Although the 2016 ESC Guidelines3 for heart failure give only a grade IIb recommendation for consideration of CRT upgrading from a pacemaker or ICD—and then only in patients with heart failure and reduced ejection fraction (HFrEF), whose condition worsens despite optimum medical therapy and who have a high proportion of right ventricular pacing—the group were not totally surprised by the extent of CRT upgrading revealed by CRT Survey II. “Since the previous survey, it has become firmly established that right ventricular pacing may induce heart failure and it is possible that clinicians perform CRT implantation to avoid this eventuality. This is a perfectly sound scientific rationale,” Prof. Linde continues, “but we still have no clinical trial evidence to confirm if this approach is or is not beneficial.” This should soon be rectified. “The ongoing prospective, randomised, multicentre BUDAPEST CRT Upgrade study4 is comparing CRT-defibrillator upgrading with upgrading to ICD only in patients with intermittent or permanent right ventricular pacing and symptomatic HFrEF,” says Prof.
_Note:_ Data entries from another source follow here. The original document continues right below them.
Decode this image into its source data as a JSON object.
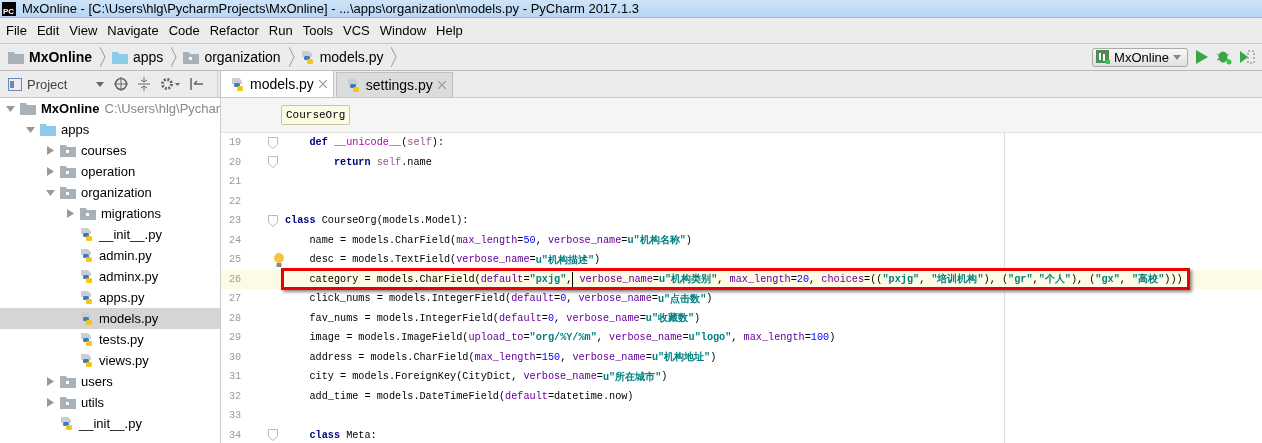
{
  "window": {
    "title": "MxOnline - [C:\\Users\\hlg\\PycharmProjects\\MxOnline] - ...\\apps\\organization\\models.py - PyCharm 2017.1.3",
    "app_badge": "PC"
  },
  "menu": [
    "File",
    "Edit",
    "View",
    "Navigate",
    "Code",
    "Refactor",
    "Run",
    "Tools",
    "VCS",
    "Window",
    "Help"
  ],
  "breadcrumb": [
    {
      "label": "MxOnline",
      "kind": "project"
    },
    {
      "label": "apps",
      "kind": "source-folder"
    },
    {
      "label": "organization",
      "kind": "folder"
    },
    {
      "label": "models.py",
      "kind": "file"
    }
  ],
  "run_config": {
    "label": "MxOnline"
  },
  "project_panel": {
    "label": "Project"
  },
  "tabs": [
    {
      "label": "models.py",
      "selected": true
    },
    {
      "label": "settings.py",
      "selected": false
    }
  ],
  "tree": [
    {
      "label": "MxOnline",
      "kind": "project",
      "path": "C:\\Users\\hlg\\Pychar",
      "expanded": true,
      "selected": false,
      "children": [
        {
          "label": "apps",
          "kind": "source-folder",
          "expanded": true,
          "selected": false,
          "children": [
            {
              "label": "courses",
              "kind": "folder",
              "expanded": false,
              "selected": false
            },
            {
              "label": "operation",
              "kind": "folder",
              "expanded": false,
              "selected": false
            },
            {
              "label": "organization",
              "kind": "folder",
              "expanded": true,
              "selected": false,
              "children": [
                {
                  "label": "migrations",
                  "kind": "folder",
                  "expanded": false,
                  "selected": false
                },
                {
                  "label": "__init__.py",
                  "kind": "file",
                  "selected": false
                },
                {
                  "label": "admin.py",
                  "kind": "file",
                  "selected": false
                },
                {
                  "label": "adminx.py",
                  "kind": "file",
                  "selected": false
                },
                {
                  "label": "apps.py",
                  "kind": "file",
                  "selected": false
                },
                {
                  "label": "models.py",
                  "kind": "file",
                  "selected": true
                },
                {
                  "label": "tests.py",
                  "kind": "file",
                  "selected": false
                },
                {
                  "label": "views.py",
                  "kind": "file",
                  "selected": false
                }
              ]
            },
            {
              "label": "users",
              "kind": "folder",
              "expanded": false,
              "selected": false
            },
            {
              "label": "utils",
              "kind": "folder",
              "expanded": false,
              "selected": false
            },
            {
              "label": "__init__.py",
              "kind": "file",
              "selected": false
            }
          ]
        }
      ]
    }
  ],
  "editor": {
    "scope": "CourseOrg",
    "lines": [
      {
        "number": "19",
        "fold": true,
        "tokens": [
          {
            "kind": "kw",
            "text": "    def "
          },
          {
            "kind": "magic",
            "text": "__unicode__"
          },
          {
            "kind": "plain",
            "text": "("
          },
          {
            "kind": "self",
            "text": "self"
          },
          {
            "kind": "plain",
            "text": "):"
          }
        ]
      },
      {
        "number": "20",
        "fold": true,
        "tokens": [
          {
            "kind": "kw",
            "text": "        return "
          },
          {
            "kind": "self",
            "text": "self"
          },
          {
            "kind": "plain",
            "text": ".name"
          }
        ]
      },
      {
        "number": "21"
      },
      {
        "number": "22"
      },
      {
        "number": "23",
        "fold": true,
        "tokens": [
          {
            "kind": "kw",
            "text": "class"
          },
          {
            "kind": "plain",
            "text": " CourseOrg(models.Model):"
          }
        ]
      },
      {
        "number": "24",
        "tokens": [
          {
            "kind": "plain",
            "text": "    name = models.CharField("
          },
          {
            "kind": "param",
            "text": "max_length"
          },
          {
            "kind": "plain",
            "text": "="
          },
          {
            "kind": "num",
            "text": "50"
          },
          {
            "kind": "plain",
            "text": ", "
          },
          {
            "kind": "param",
            "text": "verbose_name"
          },
          {
            "kind": "plain",
            "text": "="
          },
          {
            "kind": "str",
            "text": "u\"机构名称\""
          },
          {
            "kind": "plain",
            "text": ")"
          }
        ]
      },
      {
        "number": "25",
        "bulb": true,
        "tokens": [
          {
            "kind": "plain",
            "text": "    desc = models.TextField("
          },
          {
            "kind": "param",
            "text": "verbose_name"
          },
          {
            "kind": "plain",
            "text": "="
          },
          {
            "kind": "str",
            "text": "u\"机构描述\""
          },
          {
            "kind": "plain",
            "text": ")"
          }
        ]
      },
      {
        "number": "26",
        "current": true,
        "boxed": true,
        "tokens": [
          {
            "kind": "plain",
            "text": "    category = models.CharField("
          },
          {
            "kind": "param",
            "text": "default"
          },
          {
            "kind": "plain",
            "text": "="
          },
          {
            "kind": "str",
            "text": "\"pxjg\""
          },
          {
            "kind": "plain",
            "text": ",",
            "caret": true
          },
          {
            "kind": "param",
            "text": " verbose_name"
          },
          {
            "kind": "plain",
            "text": "="
          },
          {
            "kind": "str",
            "text": "u\"机构类别\""
          },
          {
            "kind": "plain",
            "text": ", "
          },
          {
            "kind": "param",
            "text": "max_length"
          },
          {
            "kind": "plain",
            "text": "="
          },
          {
            "kind": "num",
            "text": "20"
          },
          {
            "kind": "plain",
            "text": ", "
          },
          {
            "kind": "param",
            "text": "choices"
          },
          {
            "kind": "plain",
            "text": "=(("
          },
          {
            "kind": "str",
            "text": "\"pxjg\""
          },
          {
            "kind": "plain",
            "text": ", "
          },
          {
            "kind": "str",
            "text": "\"培训机构\""
          },
          {
            "kind": "plain",
            "text": "), ("
          },
          {
            "kind": "str",
            "text": "\"gr\""
          },
          {
            "kind": "plain",
            "text": ","
          },
          {
            "kind": "str",
            "text": "\"个人\""
          },
          {
            "kind": "plain",
            "text": "), ("
          },
          {
            "kind": "str",
            "text": "\"gx\""
          },
          {
            "kind": "plain",
            "text": ", "
          },
          {
            "kind": "str",
            "text": "\"高校\""
          },
          {
            "kind": "plain",
            "text": ")))"
          }
        ]
      },
      {
        "number": "27",
        "tokens": [
          {
            "kind": "plain",
            "text": "    click_nums = models.IntegerField("
          },
          {
            "kind": "param",
            "text": "default"
          },
          {
            "kind": "plain",
            "text": "="
          },
          {
            "kind": "num",
            "text": "0"
          },
          {
            "kind": "plain",
            "text": ", "
          },
          {
            "kind": "param",
            "text": "verbose_name"
          },
          {
            "kind": "plain",
            "text": "="
          },
          {
            "kind": "str",
            "text": "u\"点击数\""
          },
          {
            "kind": "plain",
            "text": ")"
          }
        ]
      },
      {
        "number": "28",
        "tokens": [
          {
            "kind": "plain",
            "text": "    fav_nums = models.IntegerField("
          },
          {
            "kind": "param",
            "text": "default"
          },
          {
            "kind": "plain",
            "text": "="
          },
          {
            "kind": "num",
            "text": "0"
          },
          {
            "kind": "plain",
            "text": ", "
          },
          {
            "kind": "param",
            "text": "verbose_name"
          },
          {
            "kind": "plain",
            "text": "="
          },
          {
            "kind": "str",
            "text": "u\"收藏数\""
          },
          {
            "kind": "plain",
            "text": ")"
          }
        ]
      },
      {
        "number": "29",
        "tokens": [
          {
            "kind": "plain",
            "text": "    image = models.ImageField("
          },
          {
            "kind": "param",
            "text": "upload_to"
          },
          {
            "kind": "plain",
            "text": "="
          },
          {
            "kind": "str",
            "text": "\"org/%Y/%m\""
          },
          {
            "kind": "plain",
            "text": ", "
          },
          {
            "kind": "param",
            "text": "verbose_name"
          },
          {
            "kind": "plain",
            "text": "="
          },
          {
            "kind": "str",
            "text": "u\"logo\""
          },
          {
            "kind": "plain",
            "text": ", "
          },
          {
            "kind": "param",
            "text": "max_length"
          },
          {
            "kind": "plain",
            "text": "="
          },
          {
            "kind": "num",
            "text": "100"
          },
          {
            "kind": "plain",
            "text": ")"
          }
        ]
      },
      {
        "number": "30",
        "tokens": [
          {
            "kind": "plain",
            "text": "    address = models.CharField("
          },
          {
            "kind": "param",
            "text": "max_length"
          },
          {
            "kind": "plain",
            "text": "="
          },
          {
            "kind": "num",
            "text": "150"
          },
          {
            "kind": "plain",
            "text": ", "
          },
          {
            "kind": "param",
            "text": "verbose_name"
          },
          {
            "kind": "plain",
            "text": "="
          },
          {
            "kind": "str",
            "text": "u\"机构地址\""
          },
          {
            "kind": "plain",
            "text": ")"
          }
        ]
      },
      {
        "number": "31",
        "tokens": [
          {
            "kind": "plain",
            "text": "    city = models.ForeignKey(CityDict, "
          },
          {
            "kind": "param",
            "text": "verbose_name"
          },
          {
            "kind": "plain",
            "text": "="
          },
          {
            "kind": "str",
            "text": "u\"所在城市\""
          },
          {
            "kind": "plain",
            "text": ")"
          }
        ]
      },
      {
        "number": "32",
        "tokens": [
          {
            "kind": "plain",
            "text": "    add_time = models.DateTimeField("
          },
          {
            "kind": "param",
            "text": "default"
          },
          {
            "kind": "plain",
            "text": "=datetime.now)"
          }
        ]
      },
      {
        "number": "33"
      },
      {
        "number": "34",
        "fold": true,
        "tokens": [
          {
            "kind": "kw",
            "text": "    class"
          },
          {
            "kind": "plain",
            "text": " Meta:"
          }
        ]
      }
    ]
  }
}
Linde. “Hopefully this will give us a definitive answer regarding the value of CRT upgrading.”

 

1. Dickstein K, et al. Eur J Heart Fail 2018:Feb 19.Epub ahead of print.

2. Dickstein K, et al. Eur Heart J 2009;30:2450–2460.

3. Ponikowski P, et al. Eur Heart J 2016;37:2129–2200.

4. Merkely B, et al. Europace 2017;19:1549­­–1555.